What to produce:
Check each line below for the word "JSON", and copy those that have it.

Excerpted data:
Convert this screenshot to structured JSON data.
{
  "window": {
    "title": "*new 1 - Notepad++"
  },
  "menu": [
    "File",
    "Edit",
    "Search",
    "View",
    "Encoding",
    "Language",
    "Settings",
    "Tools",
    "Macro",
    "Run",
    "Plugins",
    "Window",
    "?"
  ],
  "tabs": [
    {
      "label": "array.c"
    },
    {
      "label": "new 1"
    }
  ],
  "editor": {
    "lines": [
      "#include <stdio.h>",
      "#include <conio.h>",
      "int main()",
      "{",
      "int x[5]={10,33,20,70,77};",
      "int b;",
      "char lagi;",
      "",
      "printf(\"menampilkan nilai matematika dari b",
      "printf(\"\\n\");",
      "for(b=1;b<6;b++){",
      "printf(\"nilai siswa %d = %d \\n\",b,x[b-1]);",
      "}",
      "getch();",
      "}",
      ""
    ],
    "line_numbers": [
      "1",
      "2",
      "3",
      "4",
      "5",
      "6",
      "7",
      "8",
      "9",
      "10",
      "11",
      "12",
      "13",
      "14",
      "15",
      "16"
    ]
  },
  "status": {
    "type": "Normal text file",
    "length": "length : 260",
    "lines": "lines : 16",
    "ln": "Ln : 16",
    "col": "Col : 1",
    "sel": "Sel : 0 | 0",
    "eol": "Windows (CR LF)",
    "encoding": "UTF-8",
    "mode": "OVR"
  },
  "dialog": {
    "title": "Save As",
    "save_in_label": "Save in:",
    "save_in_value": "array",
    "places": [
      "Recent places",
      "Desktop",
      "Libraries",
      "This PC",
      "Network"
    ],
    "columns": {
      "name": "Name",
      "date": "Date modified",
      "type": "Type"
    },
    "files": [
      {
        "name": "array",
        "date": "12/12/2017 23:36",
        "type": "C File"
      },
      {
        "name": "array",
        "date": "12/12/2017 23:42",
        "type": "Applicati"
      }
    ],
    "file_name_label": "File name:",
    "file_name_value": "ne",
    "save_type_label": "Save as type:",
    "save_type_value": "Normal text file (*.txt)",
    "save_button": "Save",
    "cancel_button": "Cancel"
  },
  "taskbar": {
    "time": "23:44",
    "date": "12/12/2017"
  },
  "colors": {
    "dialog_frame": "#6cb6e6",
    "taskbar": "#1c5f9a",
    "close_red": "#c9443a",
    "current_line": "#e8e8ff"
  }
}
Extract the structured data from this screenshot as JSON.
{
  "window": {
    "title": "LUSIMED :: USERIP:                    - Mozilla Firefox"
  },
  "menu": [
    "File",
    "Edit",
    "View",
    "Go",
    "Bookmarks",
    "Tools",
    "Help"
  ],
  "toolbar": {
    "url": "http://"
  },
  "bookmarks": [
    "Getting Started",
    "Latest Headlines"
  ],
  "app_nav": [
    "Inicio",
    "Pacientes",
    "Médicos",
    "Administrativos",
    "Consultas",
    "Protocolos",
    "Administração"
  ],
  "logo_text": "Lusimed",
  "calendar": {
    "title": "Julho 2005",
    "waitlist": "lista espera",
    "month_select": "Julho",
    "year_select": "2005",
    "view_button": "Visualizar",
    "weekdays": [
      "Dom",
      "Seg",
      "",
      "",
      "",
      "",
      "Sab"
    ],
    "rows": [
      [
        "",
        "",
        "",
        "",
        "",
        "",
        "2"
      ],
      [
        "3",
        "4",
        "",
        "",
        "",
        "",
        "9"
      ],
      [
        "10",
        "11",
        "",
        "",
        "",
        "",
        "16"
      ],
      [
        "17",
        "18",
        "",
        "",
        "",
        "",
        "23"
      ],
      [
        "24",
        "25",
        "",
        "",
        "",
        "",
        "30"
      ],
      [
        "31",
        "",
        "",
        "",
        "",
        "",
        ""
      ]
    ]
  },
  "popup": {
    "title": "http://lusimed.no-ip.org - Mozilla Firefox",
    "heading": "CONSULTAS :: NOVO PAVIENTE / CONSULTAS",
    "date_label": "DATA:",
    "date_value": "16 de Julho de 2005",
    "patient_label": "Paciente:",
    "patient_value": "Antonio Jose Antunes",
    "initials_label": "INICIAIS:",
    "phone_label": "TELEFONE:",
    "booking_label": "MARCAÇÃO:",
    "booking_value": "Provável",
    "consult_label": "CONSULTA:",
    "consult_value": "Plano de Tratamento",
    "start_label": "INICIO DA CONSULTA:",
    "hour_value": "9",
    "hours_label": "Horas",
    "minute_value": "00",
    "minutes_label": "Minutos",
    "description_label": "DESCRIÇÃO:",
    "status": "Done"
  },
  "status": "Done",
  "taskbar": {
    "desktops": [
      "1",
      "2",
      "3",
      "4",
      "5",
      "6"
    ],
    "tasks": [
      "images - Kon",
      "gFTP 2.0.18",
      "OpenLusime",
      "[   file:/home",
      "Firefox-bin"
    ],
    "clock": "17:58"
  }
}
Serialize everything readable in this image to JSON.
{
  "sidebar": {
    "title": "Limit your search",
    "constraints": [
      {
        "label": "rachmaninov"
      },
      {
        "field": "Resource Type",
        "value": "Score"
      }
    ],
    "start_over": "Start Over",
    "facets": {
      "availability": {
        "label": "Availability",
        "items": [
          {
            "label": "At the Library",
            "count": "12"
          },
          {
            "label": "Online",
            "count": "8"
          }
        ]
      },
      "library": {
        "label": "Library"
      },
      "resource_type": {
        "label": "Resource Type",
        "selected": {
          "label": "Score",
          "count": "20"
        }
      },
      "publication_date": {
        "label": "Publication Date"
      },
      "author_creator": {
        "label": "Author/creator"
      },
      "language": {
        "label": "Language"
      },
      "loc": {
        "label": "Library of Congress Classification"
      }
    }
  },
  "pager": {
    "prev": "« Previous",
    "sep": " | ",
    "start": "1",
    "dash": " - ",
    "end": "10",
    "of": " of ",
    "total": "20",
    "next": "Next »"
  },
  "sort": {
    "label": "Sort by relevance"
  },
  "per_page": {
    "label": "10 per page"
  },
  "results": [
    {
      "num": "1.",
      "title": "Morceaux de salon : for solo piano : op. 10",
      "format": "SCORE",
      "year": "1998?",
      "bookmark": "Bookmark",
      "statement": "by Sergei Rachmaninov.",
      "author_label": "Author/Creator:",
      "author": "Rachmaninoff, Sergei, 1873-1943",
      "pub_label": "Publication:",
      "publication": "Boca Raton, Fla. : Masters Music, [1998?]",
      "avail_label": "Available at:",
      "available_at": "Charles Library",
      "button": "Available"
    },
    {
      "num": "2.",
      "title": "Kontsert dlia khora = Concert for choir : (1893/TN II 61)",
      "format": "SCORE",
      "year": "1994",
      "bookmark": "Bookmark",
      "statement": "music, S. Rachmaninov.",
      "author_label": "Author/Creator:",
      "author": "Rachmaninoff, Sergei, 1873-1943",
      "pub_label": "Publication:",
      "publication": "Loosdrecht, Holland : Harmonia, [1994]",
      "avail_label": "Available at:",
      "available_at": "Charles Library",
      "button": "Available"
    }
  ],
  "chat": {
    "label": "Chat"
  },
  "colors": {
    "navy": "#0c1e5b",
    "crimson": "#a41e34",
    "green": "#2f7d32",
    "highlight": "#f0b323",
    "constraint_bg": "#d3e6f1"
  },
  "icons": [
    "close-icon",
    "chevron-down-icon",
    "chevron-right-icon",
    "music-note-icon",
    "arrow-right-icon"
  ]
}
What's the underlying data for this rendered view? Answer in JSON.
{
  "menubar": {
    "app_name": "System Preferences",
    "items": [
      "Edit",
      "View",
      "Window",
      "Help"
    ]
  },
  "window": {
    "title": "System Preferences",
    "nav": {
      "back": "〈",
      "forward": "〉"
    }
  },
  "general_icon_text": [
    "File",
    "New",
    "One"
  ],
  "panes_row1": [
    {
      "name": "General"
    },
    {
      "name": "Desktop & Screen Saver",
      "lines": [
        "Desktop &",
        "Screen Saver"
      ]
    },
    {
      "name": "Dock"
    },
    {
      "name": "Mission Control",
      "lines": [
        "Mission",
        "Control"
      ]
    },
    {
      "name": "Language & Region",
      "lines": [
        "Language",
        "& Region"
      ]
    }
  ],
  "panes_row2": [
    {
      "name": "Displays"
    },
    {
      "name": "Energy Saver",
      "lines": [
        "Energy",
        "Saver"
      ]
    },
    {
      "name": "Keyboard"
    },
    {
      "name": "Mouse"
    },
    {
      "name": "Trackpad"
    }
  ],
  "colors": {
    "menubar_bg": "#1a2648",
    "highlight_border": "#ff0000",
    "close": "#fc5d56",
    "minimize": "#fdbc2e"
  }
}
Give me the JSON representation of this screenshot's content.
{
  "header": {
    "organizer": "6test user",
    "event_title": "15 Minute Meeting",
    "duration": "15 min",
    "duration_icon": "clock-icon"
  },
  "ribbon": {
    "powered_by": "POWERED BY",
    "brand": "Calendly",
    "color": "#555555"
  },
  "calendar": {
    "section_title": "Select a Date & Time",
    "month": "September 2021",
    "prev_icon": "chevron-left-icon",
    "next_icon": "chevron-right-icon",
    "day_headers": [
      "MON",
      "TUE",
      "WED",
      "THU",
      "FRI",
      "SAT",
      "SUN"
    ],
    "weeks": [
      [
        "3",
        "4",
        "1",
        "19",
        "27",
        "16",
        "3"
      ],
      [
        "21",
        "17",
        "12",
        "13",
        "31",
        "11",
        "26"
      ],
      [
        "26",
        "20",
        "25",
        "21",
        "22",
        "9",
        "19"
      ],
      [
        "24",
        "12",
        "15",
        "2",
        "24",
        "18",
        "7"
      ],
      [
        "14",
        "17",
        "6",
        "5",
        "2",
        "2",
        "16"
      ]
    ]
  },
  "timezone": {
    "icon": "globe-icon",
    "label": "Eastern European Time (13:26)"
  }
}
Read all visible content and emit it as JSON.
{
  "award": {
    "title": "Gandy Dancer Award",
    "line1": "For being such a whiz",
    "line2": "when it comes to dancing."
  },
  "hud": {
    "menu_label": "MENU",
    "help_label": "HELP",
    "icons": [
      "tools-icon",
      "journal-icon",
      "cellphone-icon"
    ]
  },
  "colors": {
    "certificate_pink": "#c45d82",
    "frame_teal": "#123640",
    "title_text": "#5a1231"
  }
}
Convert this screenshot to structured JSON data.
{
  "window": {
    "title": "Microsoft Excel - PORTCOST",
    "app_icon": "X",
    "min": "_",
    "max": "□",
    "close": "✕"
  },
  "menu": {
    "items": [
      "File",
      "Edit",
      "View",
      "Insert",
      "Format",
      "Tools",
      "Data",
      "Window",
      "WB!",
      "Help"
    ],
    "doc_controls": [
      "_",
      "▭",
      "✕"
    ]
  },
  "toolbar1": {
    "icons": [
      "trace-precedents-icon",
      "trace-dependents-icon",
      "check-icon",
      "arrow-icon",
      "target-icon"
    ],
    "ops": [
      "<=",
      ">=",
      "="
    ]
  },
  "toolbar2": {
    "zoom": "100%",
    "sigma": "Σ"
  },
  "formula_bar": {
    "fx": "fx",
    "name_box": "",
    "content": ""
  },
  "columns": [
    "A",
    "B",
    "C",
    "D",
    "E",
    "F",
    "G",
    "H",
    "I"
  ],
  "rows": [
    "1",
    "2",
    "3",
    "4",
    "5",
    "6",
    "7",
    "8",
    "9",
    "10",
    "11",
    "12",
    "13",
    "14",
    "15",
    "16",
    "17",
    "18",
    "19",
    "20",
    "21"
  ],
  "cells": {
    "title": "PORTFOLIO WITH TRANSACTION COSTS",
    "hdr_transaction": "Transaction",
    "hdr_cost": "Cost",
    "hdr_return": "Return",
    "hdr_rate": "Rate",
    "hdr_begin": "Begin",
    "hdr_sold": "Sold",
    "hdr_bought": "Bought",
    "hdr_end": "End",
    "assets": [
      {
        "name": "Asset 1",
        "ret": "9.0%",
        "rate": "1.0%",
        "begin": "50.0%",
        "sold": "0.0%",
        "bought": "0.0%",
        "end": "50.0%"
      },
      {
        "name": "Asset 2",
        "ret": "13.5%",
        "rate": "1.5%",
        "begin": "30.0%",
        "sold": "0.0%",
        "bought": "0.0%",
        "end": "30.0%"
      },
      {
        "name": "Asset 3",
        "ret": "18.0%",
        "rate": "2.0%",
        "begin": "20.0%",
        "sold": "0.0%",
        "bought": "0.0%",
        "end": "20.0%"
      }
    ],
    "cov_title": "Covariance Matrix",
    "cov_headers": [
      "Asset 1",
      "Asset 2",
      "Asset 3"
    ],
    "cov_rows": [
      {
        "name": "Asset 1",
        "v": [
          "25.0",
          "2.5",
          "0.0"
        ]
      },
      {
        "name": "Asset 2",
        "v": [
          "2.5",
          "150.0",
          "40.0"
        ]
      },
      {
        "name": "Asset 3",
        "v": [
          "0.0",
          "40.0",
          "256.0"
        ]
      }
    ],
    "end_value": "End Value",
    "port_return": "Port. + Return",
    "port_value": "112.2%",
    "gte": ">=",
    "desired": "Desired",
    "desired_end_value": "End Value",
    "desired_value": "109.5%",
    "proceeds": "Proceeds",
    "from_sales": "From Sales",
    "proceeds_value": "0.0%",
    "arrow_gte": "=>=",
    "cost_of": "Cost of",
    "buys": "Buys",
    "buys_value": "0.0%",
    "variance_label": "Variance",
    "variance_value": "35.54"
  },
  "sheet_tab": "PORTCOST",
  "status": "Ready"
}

Expected answer:
Convert this screenshot to structured JSON data.
Extract the structured data from this screenshot as JSON.
Serialize everything readable in this image to JSON.
What's the underlying data for this rendered view? Answer in JSON.
Give me the JSON representation of this screenshot's content.
Read all visible content and emit it as JSON.
Convert this screenshot to structured JSON data.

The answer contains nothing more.